Aim of the task:
Answer with a number only: how many lines of the data contain "list"?

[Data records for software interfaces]

──────

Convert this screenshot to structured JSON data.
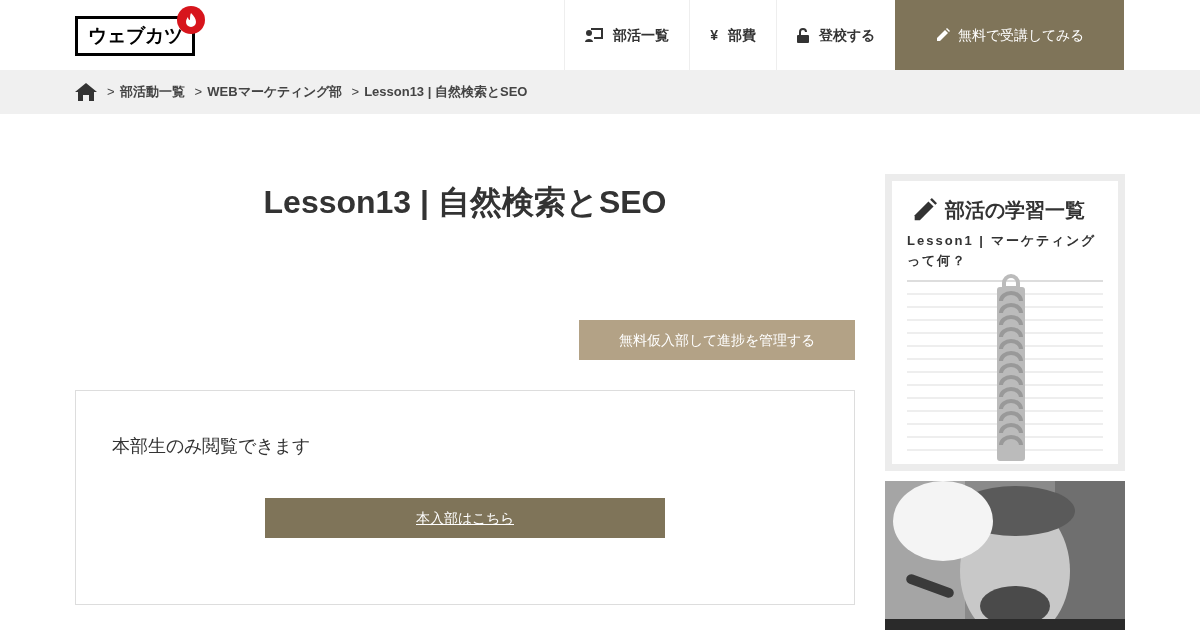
{
  "logo": {
    "text": "ウェブカツ"
  },
  "nav": [
    {
      "kind": "list",
      "label": "部活一覧"
    },
    {
      "kind": "yen",
      "glyph": "¥",
      "label": "部費"
    },
    {
      "kind": "lock",
      "label": "登校する"
    },
    {
      "kind": "cta",
      "label": "無料で受講してみる"
    }
  ],
  "breadcrumb": {
    "separator": ">",
    "items": [
      "部活動一覧",
      "WEBマーケティング部",
      "Lesson13 | 自然検索とSEO"
    ]
  },
  "title": "Lesson13 | 自然検索とSEO",
  "manage_button": "無料仮入部して進捗を管理する",
  "notice": "本部生のみ閲覧できます",
  "join_link": "本入部はこちら",
  "sidebar": {
    "title": "部活の学習一覧",
    "lesson": "Lesson1 | マーケティングって何？"
  }
}
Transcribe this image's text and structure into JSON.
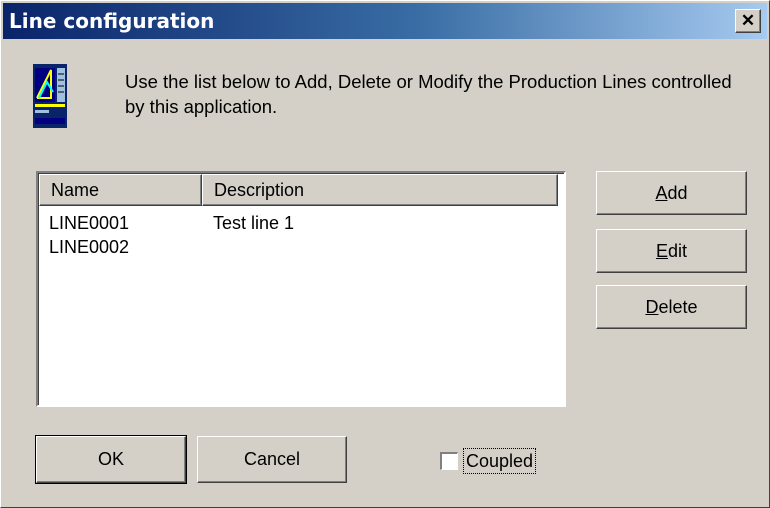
{
  "window": {
    "title": "Line configuration",
    "close_glyph": "✕"
  },
  "header": {
    "icon": "production-line-icon",
    "intro_text": "Use the list below to Add, Delete or Modify the Production Lines controlled by this application."
  },
  "list": {
    "columns": [
      "Name",
      "Description"
    ],
    "rows": [
      {
        "name": "LINE0001",
        "description": "Test line 1"
      },
      {
        "name": "LINE0002",
        "description": ""
      }
    ]
  },
  "buttons": {
    "add_mnemonic": "A",
    "add_rest": "dd",
    "edit_mnemonic": "E",
    "edit_rest": "dit",
    "delete_mnemonic": "D",
    "delete_rest": "elete",
    "ok": "OK",
    "cancel": "Cancel"
  },
  "coupled": {
    "label": "Coupled",
    "checked": false
  }
}
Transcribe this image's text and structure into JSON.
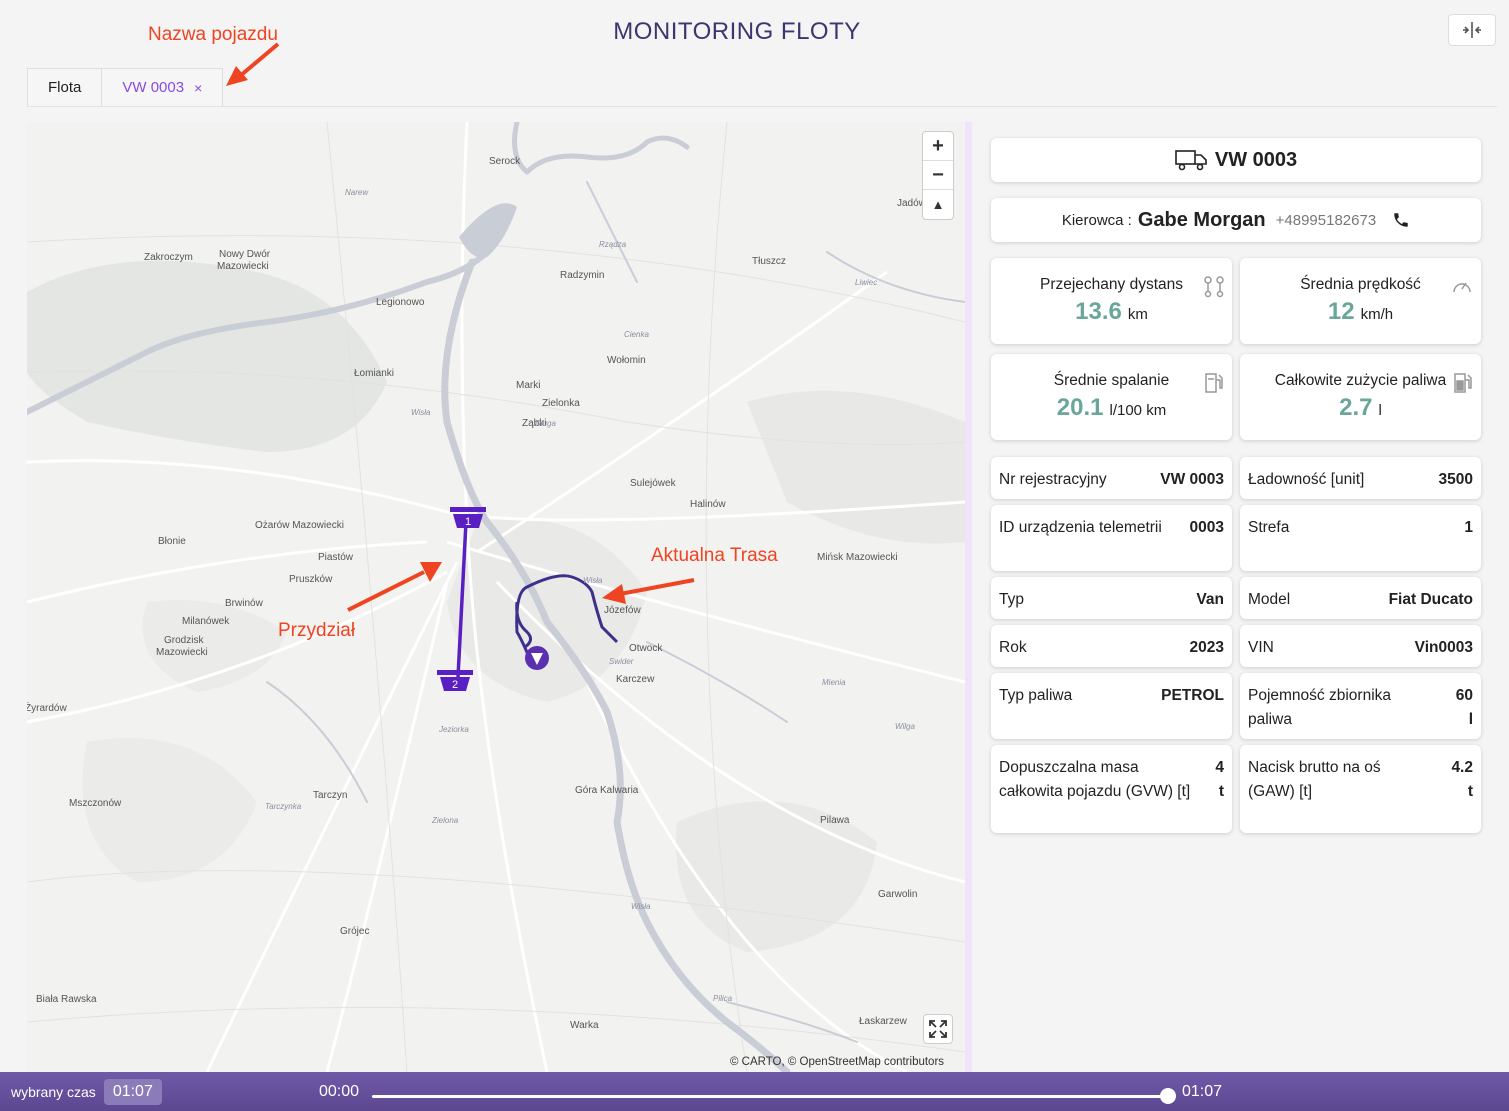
{
  "header": {
    "title": "MONITORING FLOTY",
    "collapse_icon": "split-columns-icon"
  },
  "annotations": {
    "vehicle_name": "Nazwa pojazdu",
    "assignment": "Przydział",
    "current_route": "Aktualna Trasa"
  },
  "tabs": [
    {
      "label": "Flota",
      "active": false
    },
    {
      "label": "VW 0003",
      "active": true,
      "close": "×"
    }
  ],
  "map": {
    "zoom_in": "+",
    "zoom_out": "−",
    "reset_bearing": "▲",
    "attribution": "© CARTO, © OpenStreetMap contributors",
    "markers": {
      "start": "1",
      "end": "2"
    },
    "places": [
      "Serock",
      "Jadów",
      "Zakroczym",
      "Nowy Dwór",
      "Mazowiecki",
      "Tłuszcz",
      "Radzymin",
      "Legionowo",
      "Wołomin",
      "Łomianki",
      "Marki",
      "Zielonka",
      "Ząbki",
      "Sulejówek",
      "Halinów",
      "Ożarów Mazowiecki",
      "Błonie",
      "Piastów",
      "Pruszków",
      "Mińsk Mazowiecki",
      "Józefów",
      "Brwinów",
      "Milanówek",
      "Grodzisk",
      "Mazowiecki",
      "Otwock",
      "Karczew",
      "Żyrardów",
      "Mszczonów",
      "Tarczyn",
      "Góra Kalwaria",
      "Pilawa",
      "Garwolin",
      "Grójec",
      "Biała Rawska",
      "Warka",
      "Łaskarzew"
    ],
    "rivers": [
      "Narew",
      "Rządza",
      "Cienka",
      "Wisła",
      "Liwiec",
      "Długa",
      "Wisła",
      "Jeziorka",
      "Tarczynka",
      "Wisła",
      "Swider",
      "Wilga",
      "Zielona",
      "Pilica",
      "Mienia"
    ]
  },
  "vehicle": {
    "name": "VW 0003",
    "icon": "truck-icon"
  },
  "driver": {
    "label": "Kierowca :",
    "name": "Gabe Morgan",
    "phone": "+48995182673",
    "icon": "phone-icon"
  },
  "stats": [
    {
      "label": "Przejechany dystans",
      "value": "13.6",
      "unit": "km",
      "icon": "route-icon"
    },
    {
      "label": "Średnia prędkość",
      "value": "12",
      "unit": "km/h",
      "icon": "speedometer-icon"
    },
    {
      "label": "Średnie spalanie",
      "value": "20.1",
      "unit": "l/100 km",
      "icon": "fuel-pump-icon"
    },
    {
      "label": "Całkowite zużycie paliwa",
      "value": "2.7",
      "unit": "l",
      "icon": "fuel-icon"
    }
  ],
  "details": [
    {
      "key": "Nr rejestracyjny",
      "value": "VW 0003"
    },
    {
      "key": "Ładowność [unit]",
      "value": "3500"
    },
    {
      "key": "ID urządzenia telemetrii",
      "value": "0003"
    },
    {
      "key": "Strefa",
      "value": "1"
    },
    {
      "key": "Typ",
      "value": "Van"
    },
    {
      "key": "Model",
      "value": "Fiat Ducato"
    },
    {
      "key": "Rok",
      "value": "2023"
    },
    {
      "key": "VIN",
      "value": "Vin0003"
    },
    {
      "key": "Typ paliwa",
      "value": "PETROL"
    },
    {
      "key": "Pojemność zbiornika paliwa",
      "value": "60 l"
    },
    {
      "key": "Dopuszczalna masa całkowita pojazdu (GVW) [t]",
      "value": "4 t"
    },
    {
      "key": "Nacisk brutto na oś (GAW) [t]",
      "value": "4.2 t"
    }
  ],
  "timebar": {
    "label": "wybrany czas",
    "selected": "01:07",
    "start": "00:00",
    "end": "01:07",
    "progress": 1.0
  },
  "colors": {
    "accent": "#8a4be0",
    "stat_value": "#6aa69a",
    "route": "#3d2f8a",
    "assignment_line": "#5a1fc2",
    "annotation": "#ee4422",
    "timebar": "#5c4791"
  }
}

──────

Solved problem:
3